Mr. Gewen. The gentleman that made the long oration did, in substance, say, Nolumus hunc Regnare. (fn. 32) He shows himself a thorough paced Republican. There was such a sharp reflection upon that Parliament. He speaks that the greatest part were corrupt. I desire he may explain of whom he means; those that were peaceably spirited, and would not go that length that some did, who could bring over the army to purge the House (fn. 33) of such spirits as inclined to peace, and then call them the corrupt party. I like not such reflections.
Colonel Shapcott. I move to adjourn the debate till tomorrow morning; but if you go to a grand Committee, you. will never come to an end.
Serjeant Maynard. If you put the question to adjourn, you exclude the other question, as to a grand Committee; so you need not cry No.
Colonel Matthews. The other question was first moved, viz. for a grand Committee.
Resolved, that this debate be adjourned till to-morrow morning.
Colonel Morley moved to put off the question about a grand Committee till to-morrow.

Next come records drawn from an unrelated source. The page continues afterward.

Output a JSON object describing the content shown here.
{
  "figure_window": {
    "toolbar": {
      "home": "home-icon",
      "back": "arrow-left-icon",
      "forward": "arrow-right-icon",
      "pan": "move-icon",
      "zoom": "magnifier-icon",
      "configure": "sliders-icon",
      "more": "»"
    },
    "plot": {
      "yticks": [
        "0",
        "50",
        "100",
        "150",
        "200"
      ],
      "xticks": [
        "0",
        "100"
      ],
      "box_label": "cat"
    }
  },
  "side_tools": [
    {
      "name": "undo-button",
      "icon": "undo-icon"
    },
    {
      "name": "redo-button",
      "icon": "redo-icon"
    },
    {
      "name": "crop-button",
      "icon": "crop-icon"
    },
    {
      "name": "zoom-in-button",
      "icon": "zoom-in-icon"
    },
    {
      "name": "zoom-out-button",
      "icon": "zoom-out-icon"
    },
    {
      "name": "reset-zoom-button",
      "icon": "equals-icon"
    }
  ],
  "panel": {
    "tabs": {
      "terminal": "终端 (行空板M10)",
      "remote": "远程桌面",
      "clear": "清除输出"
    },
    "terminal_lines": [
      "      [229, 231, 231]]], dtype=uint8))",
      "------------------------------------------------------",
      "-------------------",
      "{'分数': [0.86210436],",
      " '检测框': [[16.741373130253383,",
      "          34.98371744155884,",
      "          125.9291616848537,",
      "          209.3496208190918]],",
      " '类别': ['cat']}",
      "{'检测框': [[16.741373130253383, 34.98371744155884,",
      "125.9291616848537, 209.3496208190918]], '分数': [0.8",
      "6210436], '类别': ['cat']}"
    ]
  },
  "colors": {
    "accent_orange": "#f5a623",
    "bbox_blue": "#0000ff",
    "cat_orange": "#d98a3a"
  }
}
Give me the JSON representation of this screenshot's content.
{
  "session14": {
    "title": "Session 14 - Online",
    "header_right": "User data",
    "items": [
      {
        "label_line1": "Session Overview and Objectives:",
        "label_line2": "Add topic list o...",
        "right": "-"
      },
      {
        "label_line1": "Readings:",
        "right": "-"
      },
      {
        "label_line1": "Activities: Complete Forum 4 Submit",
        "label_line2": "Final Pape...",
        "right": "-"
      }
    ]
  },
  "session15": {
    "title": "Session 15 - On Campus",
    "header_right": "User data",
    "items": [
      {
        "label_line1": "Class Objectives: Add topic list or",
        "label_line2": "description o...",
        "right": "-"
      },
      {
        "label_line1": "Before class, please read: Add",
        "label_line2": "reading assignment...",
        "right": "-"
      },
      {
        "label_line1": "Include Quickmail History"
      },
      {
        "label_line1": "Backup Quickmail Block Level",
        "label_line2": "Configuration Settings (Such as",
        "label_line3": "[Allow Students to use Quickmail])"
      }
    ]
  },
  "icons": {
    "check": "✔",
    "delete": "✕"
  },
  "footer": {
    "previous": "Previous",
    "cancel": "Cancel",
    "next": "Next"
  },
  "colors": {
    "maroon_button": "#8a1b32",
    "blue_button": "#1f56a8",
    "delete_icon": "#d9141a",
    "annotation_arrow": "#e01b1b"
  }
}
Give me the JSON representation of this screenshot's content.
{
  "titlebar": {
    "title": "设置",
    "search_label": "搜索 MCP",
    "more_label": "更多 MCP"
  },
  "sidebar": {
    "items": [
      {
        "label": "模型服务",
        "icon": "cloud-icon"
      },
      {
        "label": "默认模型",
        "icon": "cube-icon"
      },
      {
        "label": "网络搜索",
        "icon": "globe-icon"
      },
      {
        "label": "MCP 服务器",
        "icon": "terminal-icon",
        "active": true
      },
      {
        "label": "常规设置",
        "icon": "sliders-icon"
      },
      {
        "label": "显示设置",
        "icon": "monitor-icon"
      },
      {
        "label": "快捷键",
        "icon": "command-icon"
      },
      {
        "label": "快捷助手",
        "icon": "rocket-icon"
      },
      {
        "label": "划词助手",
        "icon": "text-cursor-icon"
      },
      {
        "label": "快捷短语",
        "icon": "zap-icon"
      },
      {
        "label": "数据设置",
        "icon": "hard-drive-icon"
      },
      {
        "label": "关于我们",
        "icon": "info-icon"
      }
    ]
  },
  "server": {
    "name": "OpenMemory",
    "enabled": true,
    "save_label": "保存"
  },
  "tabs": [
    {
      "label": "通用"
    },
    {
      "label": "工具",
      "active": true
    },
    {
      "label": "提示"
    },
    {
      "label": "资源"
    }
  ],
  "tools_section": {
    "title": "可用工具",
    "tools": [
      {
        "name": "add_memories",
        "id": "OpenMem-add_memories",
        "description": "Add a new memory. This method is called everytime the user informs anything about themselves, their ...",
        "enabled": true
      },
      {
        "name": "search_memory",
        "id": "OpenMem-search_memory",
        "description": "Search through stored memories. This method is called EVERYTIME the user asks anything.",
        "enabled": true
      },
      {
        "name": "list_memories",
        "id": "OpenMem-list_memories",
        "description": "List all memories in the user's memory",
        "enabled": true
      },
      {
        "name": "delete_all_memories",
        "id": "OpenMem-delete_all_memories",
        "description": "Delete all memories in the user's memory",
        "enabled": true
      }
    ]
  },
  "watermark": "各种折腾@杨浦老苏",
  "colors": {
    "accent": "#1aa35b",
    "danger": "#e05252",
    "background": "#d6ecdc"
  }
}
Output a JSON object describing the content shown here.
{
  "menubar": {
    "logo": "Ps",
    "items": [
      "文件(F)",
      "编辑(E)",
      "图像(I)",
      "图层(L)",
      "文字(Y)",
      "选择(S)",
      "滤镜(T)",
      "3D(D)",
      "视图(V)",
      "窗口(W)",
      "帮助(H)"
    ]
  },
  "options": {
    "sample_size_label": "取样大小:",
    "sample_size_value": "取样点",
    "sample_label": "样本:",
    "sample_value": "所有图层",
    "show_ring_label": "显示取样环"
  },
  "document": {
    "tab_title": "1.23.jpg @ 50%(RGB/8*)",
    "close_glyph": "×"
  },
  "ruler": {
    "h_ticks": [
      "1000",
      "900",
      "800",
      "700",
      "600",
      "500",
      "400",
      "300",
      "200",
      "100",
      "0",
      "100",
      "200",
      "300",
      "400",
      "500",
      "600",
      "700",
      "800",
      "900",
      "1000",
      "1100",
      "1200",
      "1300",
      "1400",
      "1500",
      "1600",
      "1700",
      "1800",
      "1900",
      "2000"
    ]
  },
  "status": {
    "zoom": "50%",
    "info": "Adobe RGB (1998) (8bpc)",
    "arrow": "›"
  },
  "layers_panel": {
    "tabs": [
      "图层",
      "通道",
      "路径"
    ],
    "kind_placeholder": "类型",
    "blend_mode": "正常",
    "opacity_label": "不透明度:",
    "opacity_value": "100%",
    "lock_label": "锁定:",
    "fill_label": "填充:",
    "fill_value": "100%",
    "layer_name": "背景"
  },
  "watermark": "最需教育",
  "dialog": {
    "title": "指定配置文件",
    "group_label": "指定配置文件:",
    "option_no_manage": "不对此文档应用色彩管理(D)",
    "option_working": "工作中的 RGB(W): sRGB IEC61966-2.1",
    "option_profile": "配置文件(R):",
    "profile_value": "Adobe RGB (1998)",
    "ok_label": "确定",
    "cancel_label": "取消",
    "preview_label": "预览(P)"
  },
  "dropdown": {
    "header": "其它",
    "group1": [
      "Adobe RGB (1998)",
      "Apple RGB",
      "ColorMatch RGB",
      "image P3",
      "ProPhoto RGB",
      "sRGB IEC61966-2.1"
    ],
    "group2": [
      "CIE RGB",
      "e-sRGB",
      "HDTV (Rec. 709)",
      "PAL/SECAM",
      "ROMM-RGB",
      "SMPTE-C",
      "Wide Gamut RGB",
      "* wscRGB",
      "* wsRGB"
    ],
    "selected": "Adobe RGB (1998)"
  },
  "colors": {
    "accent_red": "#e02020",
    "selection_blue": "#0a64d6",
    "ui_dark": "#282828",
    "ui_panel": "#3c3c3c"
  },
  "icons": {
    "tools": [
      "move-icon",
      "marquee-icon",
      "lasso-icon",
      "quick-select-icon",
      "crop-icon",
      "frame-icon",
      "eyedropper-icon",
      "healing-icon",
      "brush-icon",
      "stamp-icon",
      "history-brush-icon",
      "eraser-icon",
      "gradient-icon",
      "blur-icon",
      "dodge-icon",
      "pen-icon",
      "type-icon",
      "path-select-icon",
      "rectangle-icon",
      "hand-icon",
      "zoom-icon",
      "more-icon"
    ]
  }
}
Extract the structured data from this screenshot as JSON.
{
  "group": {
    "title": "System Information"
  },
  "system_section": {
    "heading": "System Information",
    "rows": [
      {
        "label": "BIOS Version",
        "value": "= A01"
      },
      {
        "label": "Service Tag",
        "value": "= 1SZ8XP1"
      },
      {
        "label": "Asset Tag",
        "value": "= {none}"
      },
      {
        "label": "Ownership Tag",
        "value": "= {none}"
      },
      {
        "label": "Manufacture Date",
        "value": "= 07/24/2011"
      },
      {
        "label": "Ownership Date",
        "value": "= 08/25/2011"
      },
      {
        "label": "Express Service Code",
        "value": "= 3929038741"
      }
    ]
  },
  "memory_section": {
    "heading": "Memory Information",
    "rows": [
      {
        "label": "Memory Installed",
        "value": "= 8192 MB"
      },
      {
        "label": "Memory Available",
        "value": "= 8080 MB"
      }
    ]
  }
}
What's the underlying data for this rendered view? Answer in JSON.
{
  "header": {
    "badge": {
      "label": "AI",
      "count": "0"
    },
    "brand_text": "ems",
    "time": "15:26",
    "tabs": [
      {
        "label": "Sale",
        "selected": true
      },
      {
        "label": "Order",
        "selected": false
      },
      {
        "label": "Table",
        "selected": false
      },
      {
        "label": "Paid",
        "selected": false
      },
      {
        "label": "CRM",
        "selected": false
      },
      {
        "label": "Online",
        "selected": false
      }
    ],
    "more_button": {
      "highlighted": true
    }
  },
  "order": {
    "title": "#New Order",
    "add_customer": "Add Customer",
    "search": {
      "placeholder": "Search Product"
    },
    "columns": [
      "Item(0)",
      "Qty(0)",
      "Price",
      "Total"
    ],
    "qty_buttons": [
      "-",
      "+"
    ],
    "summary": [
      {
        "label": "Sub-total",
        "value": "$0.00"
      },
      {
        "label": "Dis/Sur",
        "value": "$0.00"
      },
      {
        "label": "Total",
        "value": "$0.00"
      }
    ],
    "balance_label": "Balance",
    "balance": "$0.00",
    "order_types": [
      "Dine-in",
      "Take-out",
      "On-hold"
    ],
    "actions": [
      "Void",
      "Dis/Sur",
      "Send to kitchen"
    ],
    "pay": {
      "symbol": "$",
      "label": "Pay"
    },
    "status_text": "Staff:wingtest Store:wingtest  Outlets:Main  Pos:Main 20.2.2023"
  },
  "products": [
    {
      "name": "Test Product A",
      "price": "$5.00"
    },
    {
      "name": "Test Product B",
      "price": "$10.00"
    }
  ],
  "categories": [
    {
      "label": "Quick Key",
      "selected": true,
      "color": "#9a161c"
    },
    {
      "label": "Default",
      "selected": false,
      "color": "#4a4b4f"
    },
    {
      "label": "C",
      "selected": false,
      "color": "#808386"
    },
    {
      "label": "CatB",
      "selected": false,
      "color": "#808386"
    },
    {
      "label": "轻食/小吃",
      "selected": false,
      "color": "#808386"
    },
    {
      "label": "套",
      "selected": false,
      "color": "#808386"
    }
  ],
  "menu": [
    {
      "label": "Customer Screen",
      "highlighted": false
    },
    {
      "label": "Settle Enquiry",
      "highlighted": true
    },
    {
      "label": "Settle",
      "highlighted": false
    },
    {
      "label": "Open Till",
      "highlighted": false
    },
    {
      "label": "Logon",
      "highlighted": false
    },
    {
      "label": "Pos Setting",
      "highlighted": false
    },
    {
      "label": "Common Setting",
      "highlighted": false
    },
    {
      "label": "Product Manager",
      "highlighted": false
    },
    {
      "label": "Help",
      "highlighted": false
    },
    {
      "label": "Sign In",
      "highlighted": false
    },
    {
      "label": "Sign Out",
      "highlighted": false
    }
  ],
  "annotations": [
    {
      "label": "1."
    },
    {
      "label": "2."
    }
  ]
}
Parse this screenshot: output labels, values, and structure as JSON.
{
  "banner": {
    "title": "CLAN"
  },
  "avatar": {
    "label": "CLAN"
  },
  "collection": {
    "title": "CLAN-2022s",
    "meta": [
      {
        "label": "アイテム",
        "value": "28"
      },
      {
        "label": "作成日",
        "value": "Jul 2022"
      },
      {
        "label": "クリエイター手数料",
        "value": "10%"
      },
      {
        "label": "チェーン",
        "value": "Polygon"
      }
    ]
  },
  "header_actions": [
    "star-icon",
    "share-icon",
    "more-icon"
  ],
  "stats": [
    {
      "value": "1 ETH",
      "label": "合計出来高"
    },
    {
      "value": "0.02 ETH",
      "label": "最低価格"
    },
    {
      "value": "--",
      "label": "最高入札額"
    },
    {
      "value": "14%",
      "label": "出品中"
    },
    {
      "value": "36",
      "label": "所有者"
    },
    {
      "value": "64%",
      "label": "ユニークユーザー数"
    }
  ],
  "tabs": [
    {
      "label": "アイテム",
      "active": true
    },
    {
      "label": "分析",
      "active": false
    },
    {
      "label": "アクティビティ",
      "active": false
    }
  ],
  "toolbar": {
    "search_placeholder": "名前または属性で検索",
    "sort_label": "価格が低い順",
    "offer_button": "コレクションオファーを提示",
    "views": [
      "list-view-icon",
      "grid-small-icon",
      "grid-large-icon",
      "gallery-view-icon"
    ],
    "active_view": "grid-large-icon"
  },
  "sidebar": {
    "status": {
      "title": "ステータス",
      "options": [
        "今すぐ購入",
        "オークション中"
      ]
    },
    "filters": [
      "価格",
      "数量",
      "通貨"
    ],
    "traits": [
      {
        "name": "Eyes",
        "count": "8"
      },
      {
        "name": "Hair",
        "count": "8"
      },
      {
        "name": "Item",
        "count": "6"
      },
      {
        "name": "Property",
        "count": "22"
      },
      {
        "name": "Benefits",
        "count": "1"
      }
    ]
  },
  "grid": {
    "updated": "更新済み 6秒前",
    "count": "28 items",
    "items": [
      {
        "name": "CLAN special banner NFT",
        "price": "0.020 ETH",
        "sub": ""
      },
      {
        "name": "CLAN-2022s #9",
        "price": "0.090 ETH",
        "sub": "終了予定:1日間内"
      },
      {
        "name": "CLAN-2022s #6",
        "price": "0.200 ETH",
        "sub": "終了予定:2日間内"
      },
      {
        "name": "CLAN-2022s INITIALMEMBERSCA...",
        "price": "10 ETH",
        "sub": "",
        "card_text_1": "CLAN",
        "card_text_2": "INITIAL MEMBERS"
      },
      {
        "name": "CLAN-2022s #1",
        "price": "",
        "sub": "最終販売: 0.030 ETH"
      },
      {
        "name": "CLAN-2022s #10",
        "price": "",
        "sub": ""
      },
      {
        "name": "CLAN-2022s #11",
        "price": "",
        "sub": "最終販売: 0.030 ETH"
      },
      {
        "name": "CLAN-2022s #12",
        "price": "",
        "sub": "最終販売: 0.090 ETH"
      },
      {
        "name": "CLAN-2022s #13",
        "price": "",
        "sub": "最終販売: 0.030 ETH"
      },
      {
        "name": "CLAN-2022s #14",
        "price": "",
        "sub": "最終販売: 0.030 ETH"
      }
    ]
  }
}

Mr. Bodurda moved against a grand Committee.
Major Morgan. There will be no end of a grand Committee; and if you must have such a question for a grand Committee, put it now.
Colonel Shapcott and Mr. Trevor. It will look strangely upon your books, that you will go into a grand Committee to consider what answer you will give to a message for a fast. (fn. 34)
Mr. Weaver and Sir Arthur Haslerigge pressed to rise now, and take it up to-morrow morning.
Captain Baynes. I move that you put the question, whe ther that question shall be now put.
Sir Arthur Haslerigge. There is a great deal of blood and treasure depends upon this question, and though two speakings take up a day, it may very well be two months debate; and after I have half answered the arguments against it in the House, I may answer the other half in a Grand Committee. It is a matter of the greatest consequence that ever can be to the people of England.
The question being put, that the question be now put,
Mr. Speaker declared for the Noes.
Captain Dunch for the Yeas.
The Noes went forth.
Yeas 84. Sir John Thorowgood and Sir John Coppleston, Tellers.
Noes 78. Sir Thomas Rous and Mr. Windham, Tellers.
So it passed in the affirmative.
The main question being put for a Grand Committee, it passed in the negative.
Sir Arthur Haslerigge and others offered, that notwithstanding it might, in the morning, be moved to bring it to a Grand Committee, they hoped no man should be debarred of speaking his mind freely, and as often as he pleased in a business of this great weight and importance to the people of England; but it came to no further question.
The House rose at one. I did attend no Committees this day.